Surface water was collected between October 2000 and April 2005 at two sampling sites at the Sapelo Island Microbial Observatory (SIMO) in coastal Georgia: the Dean Creek site (a salt marsh tidal creek) and the Doboy Sound (a coastal ocean inlet). Samples were collected for the project "En-Gen: A Functional Genomics Approach to Organic Sulfur Cycling in the Ocean". Dean Creek site: 81.2699°W, 31.3929°N Doboy Sound: 81.2915°W, 31.3862°N Both of these sites are located within the Georgia Coastal Ecosystems Long Term Ecological Research (LTER) study area, more specifically the UGAMI site (UGA Marine Institute).
The recent discovery of key genes that mediate competing pathways at a critical juncture in the marine sulfur cycle has allowed biogeochemists to make rapid advances in understanding where and when sulfur transformations occur in the ocean, and most importantly, what factors regulate them. This project describes an environmental functional genomics project that will rapidly increase our knowledge of the role that bacterioplankton play in dimethylsulfoniopropionate (DMSP) cycling in ocean surface waters, focusing particularly on biological controls of volatile sulfur exchange across the ocean/atmosphere boundary.

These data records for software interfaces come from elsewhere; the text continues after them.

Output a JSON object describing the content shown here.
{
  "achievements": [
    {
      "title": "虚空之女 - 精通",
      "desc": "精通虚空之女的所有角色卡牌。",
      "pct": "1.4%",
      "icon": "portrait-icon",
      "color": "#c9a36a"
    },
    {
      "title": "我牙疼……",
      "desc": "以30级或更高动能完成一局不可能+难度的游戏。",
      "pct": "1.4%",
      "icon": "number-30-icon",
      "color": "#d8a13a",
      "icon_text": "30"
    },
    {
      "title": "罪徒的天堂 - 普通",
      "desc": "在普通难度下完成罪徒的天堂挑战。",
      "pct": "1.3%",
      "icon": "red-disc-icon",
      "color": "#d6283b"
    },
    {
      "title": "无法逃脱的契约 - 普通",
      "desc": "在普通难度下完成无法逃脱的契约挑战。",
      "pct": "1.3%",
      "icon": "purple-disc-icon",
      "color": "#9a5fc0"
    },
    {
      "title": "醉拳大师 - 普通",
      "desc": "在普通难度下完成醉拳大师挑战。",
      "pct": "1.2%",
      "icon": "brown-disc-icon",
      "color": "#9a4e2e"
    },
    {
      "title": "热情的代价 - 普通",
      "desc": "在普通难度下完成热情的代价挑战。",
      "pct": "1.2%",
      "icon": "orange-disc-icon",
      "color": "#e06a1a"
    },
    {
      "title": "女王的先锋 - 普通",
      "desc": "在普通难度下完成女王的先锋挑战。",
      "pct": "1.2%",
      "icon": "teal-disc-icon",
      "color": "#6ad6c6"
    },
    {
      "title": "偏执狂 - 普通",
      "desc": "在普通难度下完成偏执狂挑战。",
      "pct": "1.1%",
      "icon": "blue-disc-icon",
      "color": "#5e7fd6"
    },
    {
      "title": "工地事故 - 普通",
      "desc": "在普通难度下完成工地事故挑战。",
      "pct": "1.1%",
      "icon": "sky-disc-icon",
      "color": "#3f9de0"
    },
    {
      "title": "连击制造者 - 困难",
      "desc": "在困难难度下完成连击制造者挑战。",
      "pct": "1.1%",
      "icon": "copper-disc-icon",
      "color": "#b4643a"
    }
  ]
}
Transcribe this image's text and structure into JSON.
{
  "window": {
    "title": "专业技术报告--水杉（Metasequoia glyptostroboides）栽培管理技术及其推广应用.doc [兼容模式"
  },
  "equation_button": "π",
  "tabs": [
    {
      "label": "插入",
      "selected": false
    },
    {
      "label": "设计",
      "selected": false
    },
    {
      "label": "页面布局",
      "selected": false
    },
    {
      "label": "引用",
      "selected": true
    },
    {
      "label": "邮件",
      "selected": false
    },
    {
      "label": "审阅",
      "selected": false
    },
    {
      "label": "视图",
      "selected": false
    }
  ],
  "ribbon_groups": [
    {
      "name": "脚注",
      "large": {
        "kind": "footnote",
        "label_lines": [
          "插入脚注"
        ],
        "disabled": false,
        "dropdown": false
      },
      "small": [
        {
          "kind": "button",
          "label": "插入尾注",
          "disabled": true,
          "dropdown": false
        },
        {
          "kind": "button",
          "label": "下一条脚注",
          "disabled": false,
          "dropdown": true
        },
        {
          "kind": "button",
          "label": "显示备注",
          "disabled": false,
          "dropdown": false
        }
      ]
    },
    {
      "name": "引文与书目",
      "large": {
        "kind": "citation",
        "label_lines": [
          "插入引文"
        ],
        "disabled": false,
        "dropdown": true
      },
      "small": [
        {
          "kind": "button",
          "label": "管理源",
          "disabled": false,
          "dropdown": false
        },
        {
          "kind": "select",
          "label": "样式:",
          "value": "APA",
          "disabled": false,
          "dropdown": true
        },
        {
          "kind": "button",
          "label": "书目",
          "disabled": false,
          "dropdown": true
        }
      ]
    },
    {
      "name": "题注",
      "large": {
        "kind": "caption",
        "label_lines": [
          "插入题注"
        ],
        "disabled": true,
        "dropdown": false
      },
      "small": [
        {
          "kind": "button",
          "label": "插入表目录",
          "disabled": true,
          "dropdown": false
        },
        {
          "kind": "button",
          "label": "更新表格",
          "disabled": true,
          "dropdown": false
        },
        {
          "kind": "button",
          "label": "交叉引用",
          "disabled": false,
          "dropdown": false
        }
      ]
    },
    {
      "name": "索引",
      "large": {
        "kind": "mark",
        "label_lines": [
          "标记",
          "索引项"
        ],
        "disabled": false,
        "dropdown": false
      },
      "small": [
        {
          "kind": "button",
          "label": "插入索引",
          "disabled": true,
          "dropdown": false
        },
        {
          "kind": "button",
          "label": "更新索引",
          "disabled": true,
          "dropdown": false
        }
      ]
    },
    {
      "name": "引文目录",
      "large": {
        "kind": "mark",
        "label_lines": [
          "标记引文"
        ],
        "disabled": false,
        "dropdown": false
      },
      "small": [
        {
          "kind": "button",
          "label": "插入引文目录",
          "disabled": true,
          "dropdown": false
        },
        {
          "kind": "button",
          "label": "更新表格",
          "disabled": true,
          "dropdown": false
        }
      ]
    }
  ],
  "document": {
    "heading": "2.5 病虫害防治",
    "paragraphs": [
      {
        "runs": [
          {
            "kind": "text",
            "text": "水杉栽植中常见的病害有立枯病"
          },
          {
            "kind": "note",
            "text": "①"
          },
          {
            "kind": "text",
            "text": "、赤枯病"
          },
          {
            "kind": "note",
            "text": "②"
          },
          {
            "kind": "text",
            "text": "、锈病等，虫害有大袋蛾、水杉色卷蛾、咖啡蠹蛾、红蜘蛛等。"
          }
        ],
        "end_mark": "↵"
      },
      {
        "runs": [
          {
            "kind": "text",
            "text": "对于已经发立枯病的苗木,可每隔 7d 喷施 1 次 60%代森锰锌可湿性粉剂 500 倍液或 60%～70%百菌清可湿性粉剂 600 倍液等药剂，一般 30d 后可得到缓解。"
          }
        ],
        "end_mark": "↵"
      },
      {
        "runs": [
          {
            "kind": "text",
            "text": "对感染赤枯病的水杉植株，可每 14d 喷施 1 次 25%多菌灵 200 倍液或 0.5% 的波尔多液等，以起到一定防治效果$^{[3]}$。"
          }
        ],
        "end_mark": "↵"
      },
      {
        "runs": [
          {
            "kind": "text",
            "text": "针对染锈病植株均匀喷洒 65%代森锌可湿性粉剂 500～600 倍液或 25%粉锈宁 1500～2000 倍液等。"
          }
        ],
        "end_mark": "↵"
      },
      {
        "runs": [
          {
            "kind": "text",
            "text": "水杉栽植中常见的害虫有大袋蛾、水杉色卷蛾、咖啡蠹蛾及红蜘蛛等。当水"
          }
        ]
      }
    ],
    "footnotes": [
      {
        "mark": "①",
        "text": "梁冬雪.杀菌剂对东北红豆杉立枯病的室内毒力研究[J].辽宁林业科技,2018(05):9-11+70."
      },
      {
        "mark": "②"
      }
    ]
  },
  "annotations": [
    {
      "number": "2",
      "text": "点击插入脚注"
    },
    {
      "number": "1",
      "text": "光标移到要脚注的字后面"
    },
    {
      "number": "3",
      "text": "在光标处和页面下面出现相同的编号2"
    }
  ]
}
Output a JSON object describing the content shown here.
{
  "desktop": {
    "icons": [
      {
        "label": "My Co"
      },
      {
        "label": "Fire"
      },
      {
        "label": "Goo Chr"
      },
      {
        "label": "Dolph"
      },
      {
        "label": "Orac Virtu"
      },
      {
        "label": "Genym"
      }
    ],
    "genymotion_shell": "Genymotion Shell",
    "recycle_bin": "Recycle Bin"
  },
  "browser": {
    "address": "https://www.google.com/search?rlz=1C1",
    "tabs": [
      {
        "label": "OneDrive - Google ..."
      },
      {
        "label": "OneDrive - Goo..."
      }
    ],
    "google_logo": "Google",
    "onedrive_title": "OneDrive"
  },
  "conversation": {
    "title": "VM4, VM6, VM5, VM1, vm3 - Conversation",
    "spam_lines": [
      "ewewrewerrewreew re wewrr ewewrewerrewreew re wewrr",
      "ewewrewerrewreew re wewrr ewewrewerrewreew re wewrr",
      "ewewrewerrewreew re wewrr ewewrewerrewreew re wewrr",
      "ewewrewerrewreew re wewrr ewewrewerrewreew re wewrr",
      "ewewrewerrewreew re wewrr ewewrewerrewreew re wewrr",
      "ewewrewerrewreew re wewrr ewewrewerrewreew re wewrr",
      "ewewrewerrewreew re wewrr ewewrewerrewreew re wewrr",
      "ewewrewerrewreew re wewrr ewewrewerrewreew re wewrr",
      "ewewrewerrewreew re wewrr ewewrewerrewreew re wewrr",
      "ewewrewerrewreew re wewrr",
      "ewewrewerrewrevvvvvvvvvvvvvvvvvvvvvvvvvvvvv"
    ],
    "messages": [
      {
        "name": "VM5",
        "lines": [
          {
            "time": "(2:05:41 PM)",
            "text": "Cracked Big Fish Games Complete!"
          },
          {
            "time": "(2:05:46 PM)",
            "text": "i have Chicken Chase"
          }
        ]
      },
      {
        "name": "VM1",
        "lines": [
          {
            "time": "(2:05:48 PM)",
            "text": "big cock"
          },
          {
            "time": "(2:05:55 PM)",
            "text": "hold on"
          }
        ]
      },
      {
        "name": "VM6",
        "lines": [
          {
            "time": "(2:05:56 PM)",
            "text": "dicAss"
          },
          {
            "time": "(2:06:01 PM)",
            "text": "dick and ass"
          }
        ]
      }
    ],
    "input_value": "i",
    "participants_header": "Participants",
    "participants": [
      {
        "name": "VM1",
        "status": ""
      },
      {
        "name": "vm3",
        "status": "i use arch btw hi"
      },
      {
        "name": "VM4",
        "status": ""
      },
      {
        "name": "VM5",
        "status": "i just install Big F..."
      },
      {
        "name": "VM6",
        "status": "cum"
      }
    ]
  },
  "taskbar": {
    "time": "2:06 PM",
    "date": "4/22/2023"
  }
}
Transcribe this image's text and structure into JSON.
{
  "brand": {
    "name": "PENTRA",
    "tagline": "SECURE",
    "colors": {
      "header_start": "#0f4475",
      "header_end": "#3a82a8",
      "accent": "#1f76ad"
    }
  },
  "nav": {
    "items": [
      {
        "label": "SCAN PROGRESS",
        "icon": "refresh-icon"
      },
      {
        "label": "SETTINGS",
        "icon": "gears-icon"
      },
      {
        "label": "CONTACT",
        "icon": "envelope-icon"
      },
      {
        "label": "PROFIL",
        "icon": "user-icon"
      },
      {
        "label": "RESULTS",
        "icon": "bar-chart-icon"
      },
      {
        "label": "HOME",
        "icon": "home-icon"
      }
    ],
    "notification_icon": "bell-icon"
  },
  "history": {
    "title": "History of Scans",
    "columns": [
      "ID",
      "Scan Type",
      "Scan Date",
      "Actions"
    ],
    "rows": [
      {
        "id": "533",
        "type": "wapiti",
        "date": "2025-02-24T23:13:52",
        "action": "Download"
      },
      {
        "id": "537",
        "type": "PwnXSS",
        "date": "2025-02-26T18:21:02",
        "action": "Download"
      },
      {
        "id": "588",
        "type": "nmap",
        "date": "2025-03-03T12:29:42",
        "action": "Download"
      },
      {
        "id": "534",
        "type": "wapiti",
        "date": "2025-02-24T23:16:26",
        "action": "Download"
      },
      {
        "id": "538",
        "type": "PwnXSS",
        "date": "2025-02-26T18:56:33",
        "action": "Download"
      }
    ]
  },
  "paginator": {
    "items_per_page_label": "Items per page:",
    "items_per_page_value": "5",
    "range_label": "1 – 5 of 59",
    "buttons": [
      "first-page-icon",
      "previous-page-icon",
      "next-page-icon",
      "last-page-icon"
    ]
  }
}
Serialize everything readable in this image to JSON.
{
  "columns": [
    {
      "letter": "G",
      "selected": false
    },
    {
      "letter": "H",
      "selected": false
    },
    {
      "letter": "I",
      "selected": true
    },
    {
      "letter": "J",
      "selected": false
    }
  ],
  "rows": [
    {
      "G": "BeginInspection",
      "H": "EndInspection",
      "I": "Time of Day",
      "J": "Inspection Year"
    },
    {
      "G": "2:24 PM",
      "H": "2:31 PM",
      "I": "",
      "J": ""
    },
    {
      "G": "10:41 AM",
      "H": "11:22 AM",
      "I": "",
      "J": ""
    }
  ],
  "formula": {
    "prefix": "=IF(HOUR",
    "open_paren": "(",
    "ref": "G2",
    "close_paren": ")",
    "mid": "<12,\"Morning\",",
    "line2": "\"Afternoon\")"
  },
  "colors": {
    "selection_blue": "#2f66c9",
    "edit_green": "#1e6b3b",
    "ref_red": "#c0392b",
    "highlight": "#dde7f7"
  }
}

The investigators have asked three critical hypotheses to explain the regulation of bacterial DMSP degradation: that involve investigations on the energy constraints of DMSP cycling, the role that DMSP concentration in the oceans plays, and the sulfur requirements for bacterial growth. These research areas serve as the focus for hypothesis-driven laboratory and field studies using functional genomics approaches that will track patterns in gene expression in relation to sulfur metabolism. The hypotheses will be tested with:
1) chemostat systems with a model marine bacterium Silicibacter pomeroyi;
2) microcosm experiments with Gulf of Mexico seawater; and
3) field studies at various sites in the Gulf of Mexico. Marine bacterioplankton play a key role in regulating the flux of DMSP-derived sulfur to the atmosphere, a process of great importance for global climate regulation and marine productivity.
The investigators will also be involved in graduate and undergraduate student education, and two post-doctoral associates will be trained to address multidisciplinary challenges in environmental microbiology. High school biology students in Athens, GA will participate in marine microbial biology research that includes bacterial diversity and discovery studies in coastal Georgia, follow-up training in molecular tools and bioinformatics in their own classroom, and summer internships at the University of Georgia and Dauphin Island Sea Laboratory.
(The description above is from the NSF Award Abstract).